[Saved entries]
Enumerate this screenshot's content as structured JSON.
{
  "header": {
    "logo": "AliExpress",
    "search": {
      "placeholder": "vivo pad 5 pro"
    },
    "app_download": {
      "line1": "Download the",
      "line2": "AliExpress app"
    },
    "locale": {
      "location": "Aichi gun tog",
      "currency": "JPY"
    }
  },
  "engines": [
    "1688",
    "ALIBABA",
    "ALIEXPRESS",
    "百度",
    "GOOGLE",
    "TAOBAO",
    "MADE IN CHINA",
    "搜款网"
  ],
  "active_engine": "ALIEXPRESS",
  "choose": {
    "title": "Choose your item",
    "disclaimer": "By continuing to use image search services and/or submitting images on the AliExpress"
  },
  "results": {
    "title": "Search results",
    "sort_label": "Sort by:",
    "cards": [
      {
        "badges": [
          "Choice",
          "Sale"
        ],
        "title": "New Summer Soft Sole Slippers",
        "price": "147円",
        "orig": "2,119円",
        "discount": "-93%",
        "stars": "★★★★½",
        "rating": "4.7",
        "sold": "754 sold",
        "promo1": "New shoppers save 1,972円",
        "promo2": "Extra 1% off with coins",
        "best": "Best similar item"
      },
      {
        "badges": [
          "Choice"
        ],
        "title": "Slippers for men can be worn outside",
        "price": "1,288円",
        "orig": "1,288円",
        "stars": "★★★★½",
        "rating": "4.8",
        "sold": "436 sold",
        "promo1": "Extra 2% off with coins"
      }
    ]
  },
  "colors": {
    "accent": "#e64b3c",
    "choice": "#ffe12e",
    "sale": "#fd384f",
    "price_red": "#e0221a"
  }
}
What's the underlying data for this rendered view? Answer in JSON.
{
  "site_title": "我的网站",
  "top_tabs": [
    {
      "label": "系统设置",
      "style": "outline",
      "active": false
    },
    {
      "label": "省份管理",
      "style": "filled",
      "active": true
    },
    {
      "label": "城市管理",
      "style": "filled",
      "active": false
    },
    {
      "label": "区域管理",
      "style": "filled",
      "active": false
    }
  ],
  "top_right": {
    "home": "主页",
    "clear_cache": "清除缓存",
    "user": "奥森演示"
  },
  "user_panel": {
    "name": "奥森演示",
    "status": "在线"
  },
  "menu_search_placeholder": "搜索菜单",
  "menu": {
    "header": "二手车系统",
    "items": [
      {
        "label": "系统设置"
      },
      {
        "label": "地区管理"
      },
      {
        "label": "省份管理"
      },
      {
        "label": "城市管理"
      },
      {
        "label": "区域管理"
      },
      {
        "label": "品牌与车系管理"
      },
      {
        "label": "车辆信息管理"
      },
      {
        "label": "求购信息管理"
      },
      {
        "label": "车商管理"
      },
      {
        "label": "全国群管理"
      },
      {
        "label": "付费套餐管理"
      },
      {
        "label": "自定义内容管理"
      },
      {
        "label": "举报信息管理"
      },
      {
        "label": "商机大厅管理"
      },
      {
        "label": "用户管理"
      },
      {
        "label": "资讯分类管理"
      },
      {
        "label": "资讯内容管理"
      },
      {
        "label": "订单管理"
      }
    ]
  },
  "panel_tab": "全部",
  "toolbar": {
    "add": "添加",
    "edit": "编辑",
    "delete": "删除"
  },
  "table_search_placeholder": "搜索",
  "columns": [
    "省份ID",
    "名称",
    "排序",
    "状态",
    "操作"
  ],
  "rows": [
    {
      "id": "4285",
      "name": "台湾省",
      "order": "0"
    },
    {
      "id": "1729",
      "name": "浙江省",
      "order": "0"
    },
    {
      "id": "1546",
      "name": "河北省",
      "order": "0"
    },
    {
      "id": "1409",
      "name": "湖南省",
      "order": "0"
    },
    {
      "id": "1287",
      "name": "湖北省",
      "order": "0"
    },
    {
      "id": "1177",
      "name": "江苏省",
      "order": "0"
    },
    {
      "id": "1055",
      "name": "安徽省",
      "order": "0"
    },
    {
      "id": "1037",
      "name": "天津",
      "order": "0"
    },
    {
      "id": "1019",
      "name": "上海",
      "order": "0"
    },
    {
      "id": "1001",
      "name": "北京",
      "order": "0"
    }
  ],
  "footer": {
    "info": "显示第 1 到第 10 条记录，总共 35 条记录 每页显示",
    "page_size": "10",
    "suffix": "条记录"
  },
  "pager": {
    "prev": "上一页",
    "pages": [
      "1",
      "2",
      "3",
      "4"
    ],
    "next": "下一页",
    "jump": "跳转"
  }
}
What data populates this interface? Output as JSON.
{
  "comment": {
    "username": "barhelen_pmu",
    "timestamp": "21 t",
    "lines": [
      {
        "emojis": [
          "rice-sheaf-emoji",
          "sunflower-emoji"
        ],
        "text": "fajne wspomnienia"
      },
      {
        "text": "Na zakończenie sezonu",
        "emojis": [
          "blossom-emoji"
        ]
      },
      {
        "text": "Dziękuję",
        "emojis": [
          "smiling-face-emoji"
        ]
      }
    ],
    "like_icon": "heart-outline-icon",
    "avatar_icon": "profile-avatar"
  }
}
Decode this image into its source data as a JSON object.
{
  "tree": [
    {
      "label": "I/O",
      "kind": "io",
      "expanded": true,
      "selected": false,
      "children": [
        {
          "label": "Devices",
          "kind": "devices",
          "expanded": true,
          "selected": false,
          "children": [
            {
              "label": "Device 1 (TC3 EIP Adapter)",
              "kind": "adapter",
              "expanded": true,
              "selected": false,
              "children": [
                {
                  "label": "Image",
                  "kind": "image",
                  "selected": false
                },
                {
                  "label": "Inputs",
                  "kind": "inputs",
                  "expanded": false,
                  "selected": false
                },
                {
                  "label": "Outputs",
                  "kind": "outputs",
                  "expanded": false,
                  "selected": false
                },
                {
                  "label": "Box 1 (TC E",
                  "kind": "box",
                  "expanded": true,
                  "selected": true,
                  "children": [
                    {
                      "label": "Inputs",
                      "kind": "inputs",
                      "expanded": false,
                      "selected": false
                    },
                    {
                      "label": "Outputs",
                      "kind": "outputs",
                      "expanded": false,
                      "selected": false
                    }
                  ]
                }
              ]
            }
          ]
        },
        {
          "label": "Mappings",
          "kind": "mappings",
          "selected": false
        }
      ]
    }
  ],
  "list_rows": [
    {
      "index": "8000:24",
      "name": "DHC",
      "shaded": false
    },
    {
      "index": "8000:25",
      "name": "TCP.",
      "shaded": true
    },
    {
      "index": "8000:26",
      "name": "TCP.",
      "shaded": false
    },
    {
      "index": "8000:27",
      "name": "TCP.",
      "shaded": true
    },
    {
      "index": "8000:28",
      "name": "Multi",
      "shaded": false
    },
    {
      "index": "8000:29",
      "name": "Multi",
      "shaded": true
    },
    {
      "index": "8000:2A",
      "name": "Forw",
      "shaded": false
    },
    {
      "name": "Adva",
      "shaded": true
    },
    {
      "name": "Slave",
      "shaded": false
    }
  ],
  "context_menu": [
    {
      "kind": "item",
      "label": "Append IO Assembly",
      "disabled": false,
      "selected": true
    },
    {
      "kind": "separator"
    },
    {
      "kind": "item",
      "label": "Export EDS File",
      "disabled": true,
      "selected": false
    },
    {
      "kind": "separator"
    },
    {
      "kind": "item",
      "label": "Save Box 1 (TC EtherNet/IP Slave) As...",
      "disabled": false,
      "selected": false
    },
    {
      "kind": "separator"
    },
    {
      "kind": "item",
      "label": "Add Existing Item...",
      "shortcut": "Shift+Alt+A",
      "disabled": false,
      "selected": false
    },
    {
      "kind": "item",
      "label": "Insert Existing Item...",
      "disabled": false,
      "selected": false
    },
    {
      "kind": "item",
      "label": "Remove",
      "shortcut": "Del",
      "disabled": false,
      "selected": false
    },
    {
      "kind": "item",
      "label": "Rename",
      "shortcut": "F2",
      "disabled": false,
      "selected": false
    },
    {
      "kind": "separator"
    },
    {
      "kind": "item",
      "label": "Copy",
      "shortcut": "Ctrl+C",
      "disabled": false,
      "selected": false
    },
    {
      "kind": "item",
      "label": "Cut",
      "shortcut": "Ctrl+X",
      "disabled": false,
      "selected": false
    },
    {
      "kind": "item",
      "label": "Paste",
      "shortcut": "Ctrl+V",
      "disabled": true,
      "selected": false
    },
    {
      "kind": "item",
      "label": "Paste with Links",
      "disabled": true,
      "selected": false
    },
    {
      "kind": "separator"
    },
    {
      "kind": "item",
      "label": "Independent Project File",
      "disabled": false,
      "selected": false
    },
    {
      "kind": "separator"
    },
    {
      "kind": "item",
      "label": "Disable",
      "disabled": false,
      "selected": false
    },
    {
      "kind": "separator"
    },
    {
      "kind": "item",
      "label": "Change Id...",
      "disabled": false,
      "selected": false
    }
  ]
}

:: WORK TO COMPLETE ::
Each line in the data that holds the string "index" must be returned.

:: SOLUTION FOR THIS PROBLEM ::
      "index": "8000:24",
      "index": "8000:25",
      "index": "8000:26",
      "index": "8000:27",
      "index": "8000:28",
      "index": "8000:29",
      "index": "8000:2A",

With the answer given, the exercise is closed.